BEEP! BEEP! BEEP!
Your alarm blares louder and more violently than it ever before. As you crawl out of the warm covers of your bed, you muster up all the strength in your body just to get dressed for another school day. As you’re eating your morning cereal, your eyes begin to droop and your head starts to tip forward. You nearly fall asleep at the wheel when driving to school. And finally, when you’re sitting down in your first period class, it hits you. You just can’t take it anymore, and your head crashes on your desk as you immediately slip back into a peaceful, deep slumber.
One of the biggest issues among adolescents today is sleep deprivation. Kids are constantly sleep deprived at school, and at what cost? Why are kids so tired at school every day? It eventually always boils down to one thing: absurdly early school start times. These early start times can seriously affect a student’s ability to learn and be active in a school environment.
First, to understand why school start times are in fact too early for adolescents and their sleep schedules, one must understand the basics of sleep itself. It is common knowledge that people sleep for a third of their lives. It is obviously a necessity for humans to function normally on a daily basis, but in order to recognize possible problems with one’s sleep schedule, it is defined in two ways. According to the Journal of Advanced Nursing, the first state of sleep is when you “fall asleep,” or a “state of reduced responsiveness to external stimuli.” This is the stage of sleep where one can be woken up if provoked enough. The second state of sleep is more complicated. In a day, one has a circadian rhythm or cycle, which is one’s daily waking up to a sleep schedule, until they wake up again. It is the most inactive, unresponsive portion of the circadian cycle, and if altered or tampered with (i.e. school start times that are too early), this cycle can severely affect one’s ability to stay awake during the day.
Sleep deprivation is often an issue with many people around the world, but the issue is most highlighted among tired adolescents in school who end up declining in terms of school skills because of it. According to the same Journal of Advanced Nursing, common effects of sleep deprivation include stress due to small changes in hormones, as well as an overall increase in antisocial and negative, anger-fueled behavior. The Journal of School Health conducted a 2013 study to see if there was a relationship between school violence from students and sleep deprivation. The Youth Risk Behavior Survey (YRBS) found that 69 percent of adolescents reported insufficient sleep, and of those who reported sleep insufficiency (less than eight hours of sleep per night), 20.94 percent of students bullied at school in the last 12 months compared to 17.18 percent of students getting more than eight hours of sleep per night.
Solutions to these problems all lead back to the time that school starts every day. As of now, kids in school, mainly adolescents in middle to high school, are being heavily affected by these early start times.
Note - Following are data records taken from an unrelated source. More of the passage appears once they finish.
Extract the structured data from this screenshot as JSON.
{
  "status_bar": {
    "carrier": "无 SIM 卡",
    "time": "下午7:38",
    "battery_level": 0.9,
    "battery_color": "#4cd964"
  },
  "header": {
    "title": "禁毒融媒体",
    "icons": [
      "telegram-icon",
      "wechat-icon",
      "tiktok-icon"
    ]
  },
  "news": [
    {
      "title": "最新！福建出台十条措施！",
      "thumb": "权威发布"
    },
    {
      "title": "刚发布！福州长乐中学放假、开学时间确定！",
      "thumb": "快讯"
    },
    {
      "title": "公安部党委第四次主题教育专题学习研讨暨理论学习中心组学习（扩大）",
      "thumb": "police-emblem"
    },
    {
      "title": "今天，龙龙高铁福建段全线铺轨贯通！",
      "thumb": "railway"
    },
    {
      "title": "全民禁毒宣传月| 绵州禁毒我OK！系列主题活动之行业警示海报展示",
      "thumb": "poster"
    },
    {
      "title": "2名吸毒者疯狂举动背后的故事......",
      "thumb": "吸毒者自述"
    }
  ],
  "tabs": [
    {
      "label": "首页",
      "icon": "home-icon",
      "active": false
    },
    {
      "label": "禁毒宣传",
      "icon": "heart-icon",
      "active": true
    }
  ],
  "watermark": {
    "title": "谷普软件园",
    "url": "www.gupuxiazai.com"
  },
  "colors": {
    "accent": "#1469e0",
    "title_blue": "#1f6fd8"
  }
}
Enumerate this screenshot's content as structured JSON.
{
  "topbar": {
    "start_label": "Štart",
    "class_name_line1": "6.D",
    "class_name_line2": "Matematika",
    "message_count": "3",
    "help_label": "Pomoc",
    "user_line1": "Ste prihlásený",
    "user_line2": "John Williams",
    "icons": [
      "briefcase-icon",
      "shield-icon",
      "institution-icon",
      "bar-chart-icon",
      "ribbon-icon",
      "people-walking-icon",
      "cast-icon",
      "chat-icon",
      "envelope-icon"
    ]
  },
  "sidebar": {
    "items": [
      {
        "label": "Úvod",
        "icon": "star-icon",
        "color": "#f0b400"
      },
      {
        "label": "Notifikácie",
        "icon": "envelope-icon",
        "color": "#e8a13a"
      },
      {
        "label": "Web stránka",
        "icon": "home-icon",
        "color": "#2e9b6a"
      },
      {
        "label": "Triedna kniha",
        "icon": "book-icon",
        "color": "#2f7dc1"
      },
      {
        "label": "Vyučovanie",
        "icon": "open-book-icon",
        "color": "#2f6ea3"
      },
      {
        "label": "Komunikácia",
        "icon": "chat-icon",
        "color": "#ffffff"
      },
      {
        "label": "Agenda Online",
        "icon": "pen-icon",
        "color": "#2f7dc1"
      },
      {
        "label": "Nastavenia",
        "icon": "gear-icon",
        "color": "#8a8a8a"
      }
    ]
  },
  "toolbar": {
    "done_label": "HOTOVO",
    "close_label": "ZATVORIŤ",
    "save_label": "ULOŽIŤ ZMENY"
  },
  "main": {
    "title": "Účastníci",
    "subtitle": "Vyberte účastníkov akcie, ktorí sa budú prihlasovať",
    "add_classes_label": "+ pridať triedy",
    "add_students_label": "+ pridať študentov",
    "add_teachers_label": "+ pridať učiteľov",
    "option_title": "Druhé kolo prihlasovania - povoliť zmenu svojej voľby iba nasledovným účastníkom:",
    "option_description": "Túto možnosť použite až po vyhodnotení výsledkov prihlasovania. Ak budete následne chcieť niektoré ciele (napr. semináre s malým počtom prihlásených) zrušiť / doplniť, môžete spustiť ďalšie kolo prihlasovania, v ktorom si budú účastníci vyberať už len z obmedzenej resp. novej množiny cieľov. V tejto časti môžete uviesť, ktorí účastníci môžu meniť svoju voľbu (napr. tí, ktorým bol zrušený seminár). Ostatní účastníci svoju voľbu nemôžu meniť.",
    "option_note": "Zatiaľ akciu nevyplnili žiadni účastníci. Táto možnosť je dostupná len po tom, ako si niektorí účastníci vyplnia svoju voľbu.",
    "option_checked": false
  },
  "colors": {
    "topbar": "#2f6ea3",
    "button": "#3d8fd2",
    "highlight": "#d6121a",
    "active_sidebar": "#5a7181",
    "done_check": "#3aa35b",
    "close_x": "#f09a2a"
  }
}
According to the National Comorbidity Survey – Adolescent Supplement between 2001 and 2004, which The American Journal of Public Health reported on in 2015, a sample of 9,244 adolescents aged thirteen to seventeen in the U.S. were polled. First, the survey accounted for different variables such as age, sex, and all different start times that were ultimately averaged out. Then it was found that only 26 percent of adolescents (average of 23 percent of girls and 29 percent of boys) obtain the recommended amount of nightly sleep by the National Sleep Foundation during the week. Overall, it was concluded that students with later start times gained more sleep per weeknight, despite possibly going to bed later than those with early start times. It was also concluded that there was no difference among adolescents with early and late start times regarding making up for any lost weeknight sleep on weekends, i.e. kids with early start times who get less sleep during the week don’t sleep more than those with later start times on weekends. So, with both those findings, the Journal was able to conclude that there is definite sleep loss among kids who start school too early. Some argue, however, that later school times come with more negatives than positives. For example, it takes time away from after school activities like sports or clubs because the school day ends later. Also, for some students, a later start time actually incentivizes more laziness because they spend more time asleep, but ultimately this is extremely rare. The comprehensive research conducted and health benefits of later start times definitely outweigh the possible negative effects.
Overall, sleep is absolutely necessary for adolescents to succeed in school. It affects their ability to learn and perform both in and out of the classroom. The dreaded Monday morning alarm is one of the worst things a teenager can hear, especially when it’s too early. These studies prove that early start times have a seriously negative effect on adolescents and that they need to be changed. Later school start times could have wildly positive outcomes on both a student’s propensity to learn, as well as their overall behavior and well-being. Some school districts have already started experimenting with or fully implementing these policies. For example, Shaker Heights School District in Shaker Heights, Ohio has been experimenting with one day a week late starts for the past few years and is close to implementing this policy to more or all days of the week, due to the positive effects on the students, according to current administration. And if more schools continue to utilize these later start times, it is a giant step in the right direction for the well-being and health of adolescent students.